Q. Dusty, you've faced Dontrelle twice. The more you face him, are you able to figure him out?
DUSTY BAKER: The more you face him the more for me to become familiar with him. The first time he pitched against us, you had no idea what to expect. You watch videos, but you haven't faced him personally. The second time we had more success with him than we did the first time. So the thing about it is he's a competitor. He's a big time competitor. A lot of it depends on how he's getting his breaking ball over or not. Like most pitchers it depends on what you do against him. So he's a very good young pitcher. But he's a pitcher that we have to face and a pitcher that we need to beat.
Q. Moises flew home last night and flew back this morning. Have you talked to him yet today? Do you know what time he got in? Was that a tough decision for him to do that, with the fear of him tiring himself out?
DUSTY BAKER: It wasn't a tough decision. To me family comes before anybody, plus Mo, at this stage of his career knows himself better than anybody. And he has a grandmother that's very sick. He flew home last time we came down to see his grandmother. At that time she was more sick than she is now, and it was his son's 7th birthday. And to me, I wasn't worrying about him tiring himself out, because at this point, I think practice is overrated at this point, anyway. You play 170 games. If you don't have it by now, it's going to be tough to get it. But our practice is basically mandatory for you guys, not for us. I'm not really worried about Mo being tired. Mo knows how to take care of himself. So actually I think it will make him better, clear his mind and clear his heart for him to see his grandmother, for her to see his son on his 7th birthday, and him to see his son.
Q. Do you know what time he got in?
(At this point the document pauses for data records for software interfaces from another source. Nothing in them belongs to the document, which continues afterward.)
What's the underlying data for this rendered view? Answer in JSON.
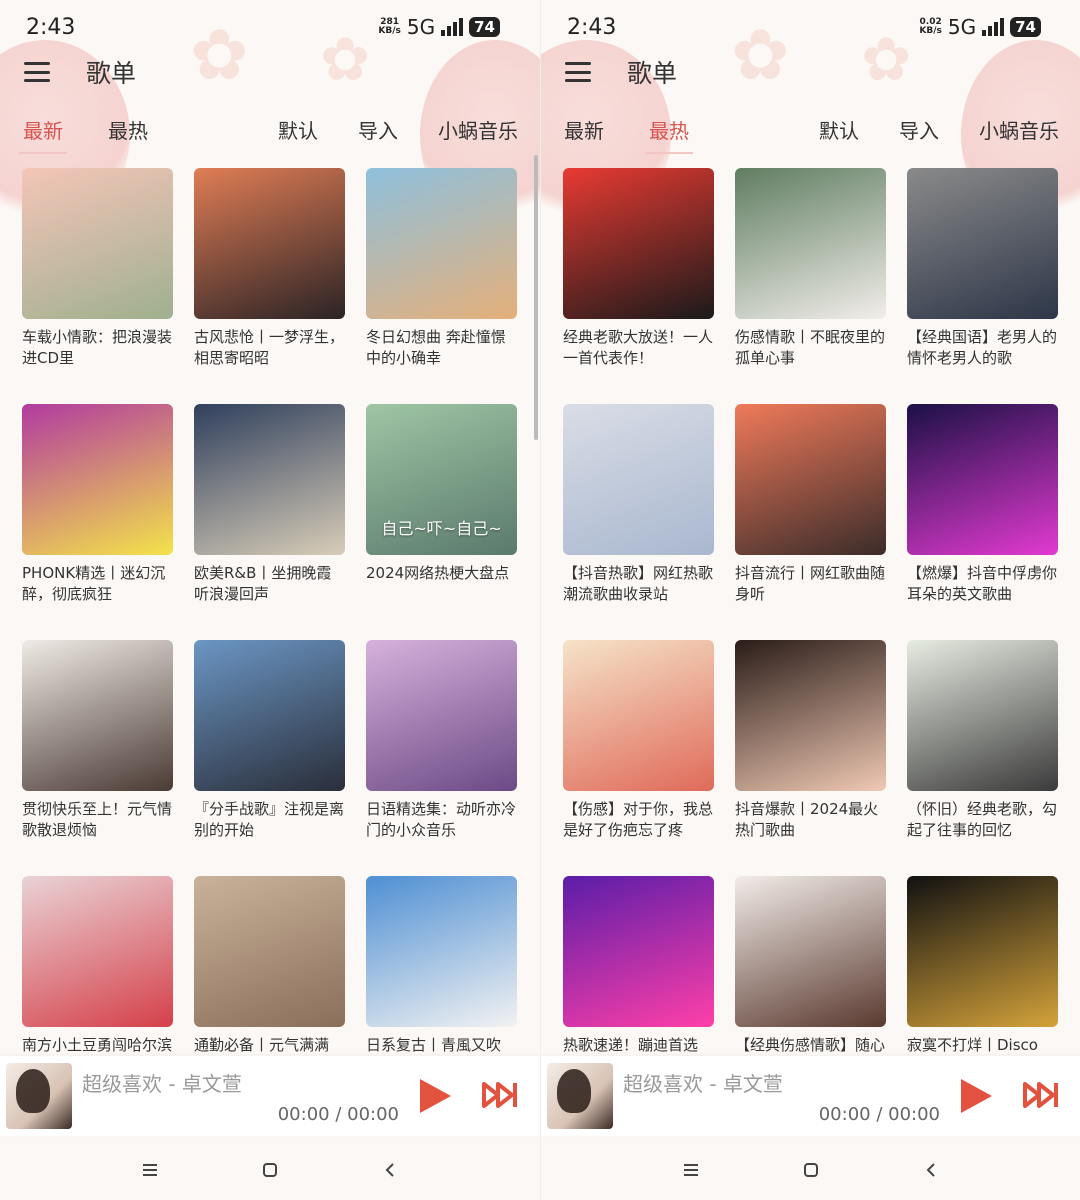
{
  "status_bar": [
    {
      "time": "2:43",
      "speed_top": "281",
      "speed_bottom": "KB/s",
      "network": "5G",
      "battery": "74"
    },
    {
      "time": "2:43",
      "speed_top": "0.02",
      "speed_bottom": "KB/s",
      "network": "5G",
      "battery": "74"
    }
  ],
  "app": {
    "title": "歌单"
  },
  "tabs": {
    "latest": "最新",
    "hottest": "最热",
    "default": "默认",
    "import": "导入",
    "source": "小蜗音乐"
  },
  "screens": [
    {
      "active_tab": "最新",
      "playlists": [
        {
          "title": "车载小情歌：把浪漫装进CD里",
          "colors": [
            "#f4c5b8",
            "#9fb08f"
          ]
        },
        {
          "title": "古风悲怆丨一梦浮生，相思寄昭昭",
          "colors": [
            "#e07d55",
            "#2b2325"
          ]
        },
        {
          "title": "冬日幻想曲 奔赴憧憬中的小确幸",
          "colors": [
            "#8ec0dd",
            "#e5b07b"
          ]
        },
        {
          "title": "PHONK精选丨迷幻沉醉，彻底疯狂",
          "colors": [
            "#b23aa0",
            "#f3e34a"
          ]
        },
        {
          "title": "欧美R&B丨坐拥晚霞听浪漫回声",
          "colors": [
            "#2f3f5d",
            "#d8cdb8"
          ]
        },
        {
          "title": "2024网络热梗大盘点",
          "colors": [
            "#9fc5a5",
            "#5a7a6c"
          ],
          "overlay": "自己~吓~自己~"
        },
        {
          "title": "贯彻快乐至上！元气情歌散退烦恼",
          "colors": [
            "#f0ebe6",
            "#4a3a34"
          ]
        },
        {
          "title": "『分手战歌』注视是离别的开始",
          "colors": [
            "#6b96c4",
            "#2a2e3a"
          ]
        },
        {
          "title": "日语精选集：动听亦冷门的小众音乐",
          "colors": [
            "#d6b2dc",
            "#6b4a86"
          ]
        },
        {
          "title": "南方小土豆勇闯哈尔滨",
          "colors": [
            "#e9d3d6",
            "#d5404a"
          ]
        },
        {
          "title": "通勤必备丨元气满满",
          "colors": [
            "#c9b29a",
            "#8a6f5b"
          ]
        },
        {
          "title": "日系复古丨青風又吹",
          "colors": [
            "#4e8fd3",
            "#f2f2f2"
          ]
        }
      ]
    },
    {
      "active_tab": "最热",
      "playlists": [
        {
          "title": "经典老歌大放送！一人一首代表作！",
          "colors": [
            "#e83a32",
            "#1a1a1a"
          ]
        },
        {
          "title": "伤感情歌丨不眠夜里的孤单心事",
          "colors": [
            "#5f7d61",
            "#f2eeea"
          ]
        },
        {
          "title": "【经典国语】老男人的情怀老男人的歌",
          "colors": [
            "#8a8a8a",
            "#2d3648"
          ]
        },
        {
          "title": "【抖音热歌】网红热歌潮流歌曲收录站",
          "colors": [
            "#d9dde6",
            "#a9b7cf"
          ]
        },
        {
          "title": "抖音流行丨网红歌曲随身听",
          "colors": [
            "#f07a5a",
            "#3b2c2a"
          ]
        },
        {
          "title": "【燃爆】抖音中俘虏你耳朵的英文歌曲",
          "colors": [
            "#1b1046",
            "#e23ad0"
          ]
        },
        {
          "title": "【伤感】对于你，我总是好了伤疤忘了疼",
          "colors": [
            "#f5e3c8",
            "#e06a5a"
          ]
        },
        {
          "title": "抖音爆款丨2024最火热门歌曲",
          "colors": [
            "#2a1c18",
            "#f0c9b4"
          ]
        },
        {
          "title": "（怀旧）经典老歌，勾起了往事的回忆",
          "colors": [
            "#e7ece2",
            "#3a3a3a"
          ]
        },
        {
          "title": "热歌速递！蹦迪首选",
          "colors": [
            "#5a1da8",
            "#ff3fa8"
          ]
        },
        {
          "title": "【经典伤感情歌】随心",
          "colors": [
            "#f2ece8",
            "#5a3a30"
          ]
        },
        {
          "title": "寂寞不打烊丨Disco",
          "colors": [
            "#111111",
            "#d4a23a"
          ]
        }
      ]
    }
  ],
  "player": {
    "song": "超级喜欢 - 卓文萱",
    "time": "00:00 / 00:00",
    "accent": "#e2523f"
  },
  "icons": {
    "menu": "menu-icon",
    "play": "play-icon",
    "next": "skip-next-icon",
    "recents": "recents-icon",
    "home": "home-icon",
    "back": "back-icon"
  }
}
DUSTY BAKER: I told him make sure he gets in in enough time where he doesn't miss the plane and then get in late. I think he got in like at 8:00 this morning, went in and took a nap, got up and ate lunch and he's ready to go.
Q. Just going back to Dontrelle for a minute, what do you think of the personality he's shown and the effect it's had on people around here and really on baseball?
DUSTY BAKER: He's a fine young man. His smile is contagious. He's a guy that looks like he loves life and the game. With his age at what he's doing he should love life. I look at my son, life is beautiful every day for him. And that's how I see Dontrelle. I remember when I was a young rookie like that. Ask him. Life is good. And life's been good for him in South Florida, and I'm glad for him and proud of him.
Q. You know the nine players on the field, you know the players on the bench. In a series like this, is there any particular strategizing you do because of the manager in the other dugout, especially an experienced manager like Jack McKeon? Is there a thinking that goes on between what he may do and what you wouldn't do?
DUSTY BAKER: Yeah, to a degree. I have managers' tendencies on the scouting reports. What a guy is most likely to do this and when a guy is most likely to do that. I'm sure they've got the same tendencies on me. Strategizing the opposing manager is part of the equation. The main part of the equation is knowing your own players and knowing yourself. And if your own players and yourself are doing what they're capable of doing, you're not worried as much about what the other manager can do to you. Sometimes you spend so much time worrying about him, that you forget what to do as the manager. I've known Jack for a long time. He's not afraid. He's a baseball man. I pay attention to what he does good. I pay attention to everything. I pay attention to his coaches. There's always something I'm trying to pick up from somebody.
End of FastScripts...